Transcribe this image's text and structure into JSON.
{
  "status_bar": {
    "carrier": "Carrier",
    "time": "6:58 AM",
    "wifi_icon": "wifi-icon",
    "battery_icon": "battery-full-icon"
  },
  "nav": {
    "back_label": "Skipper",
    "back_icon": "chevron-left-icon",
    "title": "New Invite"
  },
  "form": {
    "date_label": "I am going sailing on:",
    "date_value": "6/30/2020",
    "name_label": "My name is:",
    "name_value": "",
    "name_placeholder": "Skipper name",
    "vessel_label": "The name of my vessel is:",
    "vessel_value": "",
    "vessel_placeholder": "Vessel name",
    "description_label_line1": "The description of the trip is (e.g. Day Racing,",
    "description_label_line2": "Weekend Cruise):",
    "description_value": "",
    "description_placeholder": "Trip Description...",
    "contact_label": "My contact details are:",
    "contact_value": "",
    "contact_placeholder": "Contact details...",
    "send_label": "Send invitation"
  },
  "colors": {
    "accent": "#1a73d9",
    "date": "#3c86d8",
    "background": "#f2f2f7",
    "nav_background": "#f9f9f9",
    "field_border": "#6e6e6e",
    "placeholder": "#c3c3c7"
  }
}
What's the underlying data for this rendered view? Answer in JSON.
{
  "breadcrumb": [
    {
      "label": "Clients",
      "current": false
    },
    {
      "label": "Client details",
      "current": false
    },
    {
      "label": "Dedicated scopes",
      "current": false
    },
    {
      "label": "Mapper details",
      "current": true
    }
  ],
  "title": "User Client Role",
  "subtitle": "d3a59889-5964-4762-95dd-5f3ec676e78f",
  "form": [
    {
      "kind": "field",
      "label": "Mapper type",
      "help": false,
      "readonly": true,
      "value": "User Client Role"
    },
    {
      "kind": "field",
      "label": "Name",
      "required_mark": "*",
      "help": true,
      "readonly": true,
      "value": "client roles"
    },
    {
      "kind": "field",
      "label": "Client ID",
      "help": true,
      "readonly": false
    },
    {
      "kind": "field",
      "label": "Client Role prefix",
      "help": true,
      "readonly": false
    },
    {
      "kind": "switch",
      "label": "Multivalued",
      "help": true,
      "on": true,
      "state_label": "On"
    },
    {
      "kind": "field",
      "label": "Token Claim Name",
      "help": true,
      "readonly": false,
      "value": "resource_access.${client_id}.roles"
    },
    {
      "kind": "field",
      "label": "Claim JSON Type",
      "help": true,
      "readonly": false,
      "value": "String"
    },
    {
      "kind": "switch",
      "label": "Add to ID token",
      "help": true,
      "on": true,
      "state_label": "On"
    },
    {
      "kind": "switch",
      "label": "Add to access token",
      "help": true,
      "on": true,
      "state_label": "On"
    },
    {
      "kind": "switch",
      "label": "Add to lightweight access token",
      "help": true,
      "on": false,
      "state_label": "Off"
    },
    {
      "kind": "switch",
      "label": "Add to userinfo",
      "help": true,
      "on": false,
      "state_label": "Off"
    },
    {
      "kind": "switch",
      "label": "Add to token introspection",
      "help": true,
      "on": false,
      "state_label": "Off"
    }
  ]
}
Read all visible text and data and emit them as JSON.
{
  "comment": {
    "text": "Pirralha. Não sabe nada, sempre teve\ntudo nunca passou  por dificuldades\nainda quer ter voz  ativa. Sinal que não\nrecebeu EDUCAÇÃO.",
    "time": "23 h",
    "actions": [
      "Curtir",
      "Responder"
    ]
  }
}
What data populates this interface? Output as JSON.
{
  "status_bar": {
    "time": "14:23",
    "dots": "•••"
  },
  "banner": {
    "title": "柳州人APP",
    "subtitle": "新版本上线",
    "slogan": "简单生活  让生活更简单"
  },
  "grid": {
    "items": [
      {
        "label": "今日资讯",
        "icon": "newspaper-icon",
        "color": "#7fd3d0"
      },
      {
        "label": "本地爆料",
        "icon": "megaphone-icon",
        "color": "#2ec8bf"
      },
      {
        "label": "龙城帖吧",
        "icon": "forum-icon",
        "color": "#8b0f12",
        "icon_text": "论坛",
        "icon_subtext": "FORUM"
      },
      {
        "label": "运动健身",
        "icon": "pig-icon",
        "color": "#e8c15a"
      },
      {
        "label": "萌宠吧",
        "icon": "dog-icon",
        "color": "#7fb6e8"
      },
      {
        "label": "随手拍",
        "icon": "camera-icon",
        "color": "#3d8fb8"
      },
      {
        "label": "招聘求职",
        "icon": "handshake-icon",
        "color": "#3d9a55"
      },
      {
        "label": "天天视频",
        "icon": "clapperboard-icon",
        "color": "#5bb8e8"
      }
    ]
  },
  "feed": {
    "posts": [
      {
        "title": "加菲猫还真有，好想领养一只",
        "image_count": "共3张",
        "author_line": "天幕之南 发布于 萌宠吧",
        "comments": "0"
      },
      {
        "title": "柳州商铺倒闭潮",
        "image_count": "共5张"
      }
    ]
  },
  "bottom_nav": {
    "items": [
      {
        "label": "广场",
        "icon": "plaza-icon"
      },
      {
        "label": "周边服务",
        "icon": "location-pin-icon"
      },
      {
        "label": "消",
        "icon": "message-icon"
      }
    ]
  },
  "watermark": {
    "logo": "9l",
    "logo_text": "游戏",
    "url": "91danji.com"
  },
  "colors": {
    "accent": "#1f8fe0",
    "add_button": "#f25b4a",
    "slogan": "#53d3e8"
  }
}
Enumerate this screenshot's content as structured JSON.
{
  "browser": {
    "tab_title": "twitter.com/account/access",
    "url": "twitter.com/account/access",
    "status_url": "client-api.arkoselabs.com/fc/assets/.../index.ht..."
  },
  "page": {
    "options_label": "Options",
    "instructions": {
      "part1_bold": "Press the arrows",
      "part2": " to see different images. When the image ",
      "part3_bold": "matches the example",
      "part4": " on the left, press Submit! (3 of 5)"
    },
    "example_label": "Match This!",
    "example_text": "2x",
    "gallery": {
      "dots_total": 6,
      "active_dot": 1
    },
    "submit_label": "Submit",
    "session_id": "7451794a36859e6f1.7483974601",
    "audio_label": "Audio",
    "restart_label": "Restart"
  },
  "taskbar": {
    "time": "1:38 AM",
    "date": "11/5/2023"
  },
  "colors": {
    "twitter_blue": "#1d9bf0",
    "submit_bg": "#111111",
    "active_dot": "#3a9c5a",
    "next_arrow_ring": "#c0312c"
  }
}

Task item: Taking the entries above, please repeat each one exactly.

Problem solution:
Transcribe this image's text and structure into JSON.
{
  "status_bar": {
    "carrier": "Carrier",
    "time": "6:58 AM",
    "wifi_icon": "wifi-icon",
    "battery_icon": "battery-full-icon"
  },
  "nav": {
    "back_label": "Skipper",
    "back_icon": "chevron-left-icon",
    "title": "New Invite"
  },
  "form": {
    "date_label": "I am going sailing on:",
    "date_value": "6/30/2020",
    "name_label": "My name is:",
    "name_value": "",
    "name_placeholder": "Skipper name",
    "vessel_label": "The name of my vessel is:",
    "vessel_value": "",
    "vessel_placeholder": "Vessel name",
    "description_label_line1": "The description of the trip is (e.g. Day Racing,",
    "description_label_line2": "Weekend Cruise):",
    "description_value": "",
    "description_placeholder": "Trip Description...",
    "contact_label": "My contact details are:",
    "contact_value": "",
    "contact_placeholder": "Contact details...",
    "send_label": "Send invitation"
  },
  "colors": {
    "accent": "#1a73d9",
    "date": "#3c86d8",
    "background": "#f2f2f7",
    "nav_background": "#f9f9f9",
    "field_border": "#6e6e6e",
    "placeholder": "#c3c3c7"
  }
}
What's the underlying data for this rendered view? Answer in JSON.
{
  "breadcrumb": [
    {
      "label": "Clients",
      "current": false
    },
    {
      "label": "Client details",
      "current": false
    },
    {
      "label": "Dedicated scopes",
      "current": false
    },
    {
      "label": "Mapper details",
      "current": true
    }
  ],
  "title": "User Client Role",
  "subtitle": "d3a59889-5964-4762-95dd-5f3ec676e78f",
  "form": [
    {
      "kind": "field",
      "label": "Mapper type",
      "help": false,
      "readonly": true,
      "value": "User Client Role"
    },
    {
      "kind": "field",
      "label": "Name",
      "required_mark": "*",
      "help": true,
      "readonly": true,
      "value": "client roles"
    },
    {
      "kind": "field",
      "label": "Client ID",
      "help": true,
      "readonly": false
    },
    {
      "kind": "field",
      "label": "Client Role prefix",
      "help": true,
      "readonly": false
    },
    {
      "kind": "switch",
      "label": "Multivalued",
      "help": true,
      "on": true,
      "state_label": "On"
    },
    {
      "kind": "field",
      "label": "Token Claim Name",
      "help": true,
      "readonly": false,
      "value": "resource_access.${client_id}.roles"
    },
    {
      "kind": "field",
      "label": "Claim JSON Type",
      "help": true,
      "readonly": false,
      "value": "String"
    },
    {
      "kind": "switch",
      "label": "Add to ID token",
      "help": true,
      "on": true,
      "state_label": "On"
    },
    {
      "kind": "switch",
      "label": "Add to access token",
      "help": true,
      "on": true,
      "state_label": "On"
    },
    {
      "kind": "switch",
      "label": "Add to lightweight access token",
      "help": true,
      "on": false,
      "state_label": "Off"
    },
    {
      "kind": "switch",
      "label": "Add to userinfo",
      "help": true,
      "on": false,
      "state_label": "Off"
    },
    {
      "kind": "switch",
      "label": "Add to token introspection",
      "help": true,
      "on": false,
      "state_label": "Off"
    }
  ]
}
Read all visible text and data and emit them as JSON.
{
  "comment": {
    "text": "Pirralha. Não sabe nada, sempre teve\ntudo nunca passou  por dificuldades\nainda quer ter voz  ativa. Sinal que não\nrecebeu EDUCAÇÃO.",
    "time": "23 h",
    "actions": [
      "Curtir",
      "Responder"
    ]
  }
}
What data populates this interface? Output as JSON.
{
  "status_bar": {
    "time": "14:23",
    "dots": "•••"
  },
  "banner": {
    "title": "柳州人APP",
    "subtitle": "新版本上线",
    "slogan": "简单生活  让生活更简单"
  },
  "grid": {
    "items": [
      {
        "label": "今日资讯",
        "icon": "newspaper-icon",
        "color": "#7fd3d0"
      },
      {
        "label": "本地爆料",
        "icon": "megaphone-icon",
        "color": "#2ec8bf"
      },
      {
        "label": "龙城帖吧",
        "icon": "forum-icon",
        "color": "#8b0f12",
        "icon_text": "论坛",
        "icon_subtext": "FORUM"
      },
      {
        "label": "运动健身",
        "icon": "pig-icon",
        "color": "#e8c15a"
      },
      {
        "label": "萌宠吧",
        "icon": "dog-icon",
        "color": "#7fb6e8"
      },
      {
        "label": "随手拍",
        "icon": "camera-icon",
        "color": "#3d8fb8"
      },
      {
        "label": "招聘求职",
        "icon": "handshake-icon",
        "color": "#3d9a55"
      },
      {
        "label": "天天视频",
        "icon": "clapperboard-icon",
        "color": "#5bb8e8"
      }
    ]
  },
  "feed": {
    "posts": [
      {
        "title": "加菲猫还真有，好想领养一只",
        "image_count": "共3张",
        "author_line": "天幕之南 发布于 萌宠吧",
        "comments": "0"
      },
      {
        "title": "柳州商铺倒闭潮",
        "image_count": "共5张"
      }
    ]
  },
  "bottom_nav": {
    "items": [
      {
        "label": "广场",
        "icon": "plaza-icon"
      },
      {
        "label": "周边服务",
        "icon": "location-pin-icon"
      },
      {
        "label": "消",
        "icon": "message-icon"
      }
    ]
  },
  "watermark": {
    "logo": "9l",
    "logo_text": "游戏",
    "url": "91danji.com"
  },
  "colors": {
    "accent": "#1f8fe0",
    "add_button": "#f25b4a",
    "slogan": "#53d3e8"
  }
}
Enumerate this screenshot's content as structured JSON.
{
  "browser": {
    "tab_title": "twitter.com/account/access",
    "url": "twitter.com/account/access",
    "status_url": "client-api.arkoselabs.com/fc/assets/.../index.ht..."
  },
  "page": {
    "options_label": "Options",
    "instructions": {
      "part1_bold": "Press the arrows",
      "part2": " to see different images. When the image ",
      "part3_bold": "matches the example",
      "part4": " on the left, press Submit! (3 of 5)"
    },
    "example_label": "Match This!",
    "example_text": "2x",
    "gallery": {
      "dots_total": 6,
      "active_dot": 1
    },
    "submit_label": "Submit",
    "session_id": "7451794a36859e6f1.7483974601",
    "audio_label": "Audio",
    "restart_label": "Restart"
  },
  "taskbar": {
    "time": "1:38 AM",
    "date": "11/5/2023"
  },
  "colors": {
    "twitter_blue": "#1d9bf0",
    "submit_bg": "#111111",
    "active_dot": "#3a9c5a",
    "next_arrow_ring": "#c0312c"
  }
}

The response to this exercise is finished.